### Raw data
=====
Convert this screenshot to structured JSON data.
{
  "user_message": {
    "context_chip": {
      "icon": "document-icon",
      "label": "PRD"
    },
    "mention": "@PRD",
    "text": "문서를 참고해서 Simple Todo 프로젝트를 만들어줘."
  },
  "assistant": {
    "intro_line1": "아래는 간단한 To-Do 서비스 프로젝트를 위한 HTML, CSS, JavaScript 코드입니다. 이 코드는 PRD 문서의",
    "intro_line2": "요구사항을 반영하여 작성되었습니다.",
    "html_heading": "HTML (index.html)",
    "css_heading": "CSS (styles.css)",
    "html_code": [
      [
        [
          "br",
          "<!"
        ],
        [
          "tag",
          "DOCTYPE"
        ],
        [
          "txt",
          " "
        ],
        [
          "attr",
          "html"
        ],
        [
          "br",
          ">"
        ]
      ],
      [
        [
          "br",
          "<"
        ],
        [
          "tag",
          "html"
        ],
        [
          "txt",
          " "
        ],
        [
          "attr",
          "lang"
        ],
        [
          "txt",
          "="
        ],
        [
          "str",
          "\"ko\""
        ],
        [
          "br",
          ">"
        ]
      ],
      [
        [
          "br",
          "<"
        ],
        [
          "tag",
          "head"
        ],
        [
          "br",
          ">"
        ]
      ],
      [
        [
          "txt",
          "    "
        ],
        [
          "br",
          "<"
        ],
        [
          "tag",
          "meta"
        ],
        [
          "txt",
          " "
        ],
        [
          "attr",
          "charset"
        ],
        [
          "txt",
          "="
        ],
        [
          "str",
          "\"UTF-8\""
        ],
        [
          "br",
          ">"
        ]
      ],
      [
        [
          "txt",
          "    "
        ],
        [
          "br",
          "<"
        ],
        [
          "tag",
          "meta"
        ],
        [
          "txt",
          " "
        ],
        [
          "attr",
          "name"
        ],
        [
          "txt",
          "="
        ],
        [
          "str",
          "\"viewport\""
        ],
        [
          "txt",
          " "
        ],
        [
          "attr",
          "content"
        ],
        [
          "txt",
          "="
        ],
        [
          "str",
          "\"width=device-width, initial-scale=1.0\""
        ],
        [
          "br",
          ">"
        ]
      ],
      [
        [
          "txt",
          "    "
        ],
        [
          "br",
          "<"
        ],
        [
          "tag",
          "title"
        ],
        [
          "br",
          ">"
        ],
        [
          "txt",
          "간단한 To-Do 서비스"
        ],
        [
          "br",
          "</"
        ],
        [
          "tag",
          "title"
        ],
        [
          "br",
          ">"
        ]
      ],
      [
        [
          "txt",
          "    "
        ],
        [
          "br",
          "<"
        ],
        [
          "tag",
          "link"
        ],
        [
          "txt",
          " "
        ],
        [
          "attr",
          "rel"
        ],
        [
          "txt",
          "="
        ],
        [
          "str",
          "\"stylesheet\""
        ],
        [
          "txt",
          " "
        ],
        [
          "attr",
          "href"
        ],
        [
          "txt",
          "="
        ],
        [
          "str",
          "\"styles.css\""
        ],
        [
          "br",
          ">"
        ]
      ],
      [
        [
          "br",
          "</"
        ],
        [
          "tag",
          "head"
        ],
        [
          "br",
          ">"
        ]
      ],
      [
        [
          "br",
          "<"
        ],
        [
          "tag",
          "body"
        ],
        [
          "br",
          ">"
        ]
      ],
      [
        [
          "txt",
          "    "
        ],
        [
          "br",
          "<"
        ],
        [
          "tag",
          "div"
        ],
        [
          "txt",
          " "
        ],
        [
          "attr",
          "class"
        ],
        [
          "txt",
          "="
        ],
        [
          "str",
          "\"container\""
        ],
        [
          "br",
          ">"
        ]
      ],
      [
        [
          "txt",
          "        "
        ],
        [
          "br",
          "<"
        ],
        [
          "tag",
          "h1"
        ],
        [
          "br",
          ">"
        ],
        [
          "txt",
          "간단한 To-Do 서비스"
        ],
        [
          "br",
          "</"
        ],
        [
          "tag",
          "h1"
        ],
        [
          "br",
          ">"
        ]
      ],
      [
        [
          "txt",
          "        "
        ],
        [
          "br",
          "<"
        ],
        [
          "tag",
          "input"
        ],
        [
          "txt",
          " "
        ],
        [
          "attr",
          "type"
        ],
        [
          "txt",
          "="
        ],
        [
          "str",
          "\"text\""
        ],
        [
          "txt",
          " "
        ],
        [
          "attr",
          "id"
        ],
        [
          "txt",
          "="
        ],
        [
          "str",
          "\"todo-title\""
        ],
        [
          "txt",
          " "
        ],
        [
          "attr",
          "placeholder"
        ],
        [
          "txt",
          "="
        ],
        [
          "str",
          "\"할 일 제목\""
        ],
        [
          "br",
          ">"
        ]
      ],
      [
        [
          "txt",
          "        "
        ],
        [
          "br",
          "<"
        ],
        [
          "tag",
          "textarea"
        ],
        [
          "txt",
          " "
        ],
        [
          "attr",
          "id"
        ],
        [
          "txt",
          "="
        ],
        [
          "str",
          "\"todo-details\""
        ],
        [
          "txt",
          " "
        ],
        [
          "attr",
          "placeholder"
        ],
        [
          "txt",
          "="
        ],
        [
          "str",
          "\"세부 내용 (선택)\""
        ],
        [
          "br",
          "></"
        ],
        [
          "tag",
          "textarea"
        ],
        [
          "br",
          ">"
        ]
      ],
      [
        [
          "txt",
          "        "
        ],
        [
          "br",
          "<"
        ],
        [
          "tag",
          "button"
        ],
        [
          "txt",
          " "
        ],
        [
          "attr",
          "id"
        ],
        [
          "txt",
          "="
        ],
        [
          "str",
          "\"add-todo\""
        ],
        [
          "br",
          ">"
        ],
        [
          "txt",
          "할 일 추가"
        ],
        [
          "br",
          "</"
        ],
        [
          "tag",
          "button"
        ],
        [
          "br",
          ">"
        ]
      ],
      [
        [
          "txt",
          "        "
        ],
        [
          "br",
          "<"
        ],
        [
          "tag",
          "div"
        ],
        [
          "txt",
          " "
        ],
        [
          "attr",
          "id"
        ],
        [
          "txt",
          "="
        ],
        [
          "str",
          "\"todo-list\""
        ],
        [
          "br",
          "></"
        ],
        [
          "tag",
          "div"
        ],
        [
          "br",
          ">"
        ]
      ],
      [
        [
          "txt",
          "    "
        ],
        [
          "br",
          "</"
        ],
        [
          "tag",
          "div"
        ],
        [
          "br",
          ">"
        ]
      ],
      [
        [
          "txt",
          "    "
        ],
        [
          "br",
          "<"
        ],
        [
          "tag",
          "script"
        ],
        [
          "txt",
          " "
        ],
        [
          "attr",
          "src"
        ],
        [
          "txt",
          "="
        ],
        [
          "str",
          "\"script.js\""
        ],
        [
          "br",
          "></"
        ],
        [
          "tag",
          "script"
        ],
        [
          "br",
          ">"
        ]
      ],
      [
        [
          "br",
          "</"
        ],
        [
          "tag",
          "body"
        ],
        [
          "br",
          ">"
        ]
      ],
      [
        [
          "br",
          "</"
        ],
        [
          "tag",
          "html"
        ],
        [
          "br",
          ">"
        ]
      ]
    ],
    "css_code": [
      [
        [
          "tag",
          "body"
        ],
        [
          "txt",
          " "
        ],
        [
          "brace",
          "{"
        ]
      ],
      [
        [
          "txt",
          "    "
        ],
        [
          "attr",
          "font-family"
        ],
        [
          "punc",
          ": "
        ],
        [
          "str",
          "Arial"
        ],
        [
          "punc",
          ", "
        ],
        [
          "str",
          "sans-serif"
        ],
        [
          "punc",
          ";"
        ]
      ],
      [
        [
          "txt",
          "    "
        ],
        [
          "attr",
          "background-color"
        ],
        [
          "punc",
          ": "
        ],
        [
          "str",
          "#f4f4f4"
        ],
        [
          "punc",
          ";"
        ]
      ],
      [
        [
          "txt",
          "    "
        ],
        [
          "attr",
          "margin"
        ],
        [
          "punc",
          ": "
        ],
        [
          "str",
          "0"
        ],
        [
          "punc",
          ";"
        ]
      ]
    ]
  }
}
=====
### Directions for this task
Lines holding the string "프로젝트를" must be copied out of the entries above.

### Solution for this problem
    "text": "문서를 참고해서 Simple Todo 프로젝트를 만들어줘."
    "intro_line1": "아래는 간단한 To-Do 서비스 프로젝트를 위한 HTML, CSS, JavaScript 코드입니다. 이 코드는 PRD 문서의",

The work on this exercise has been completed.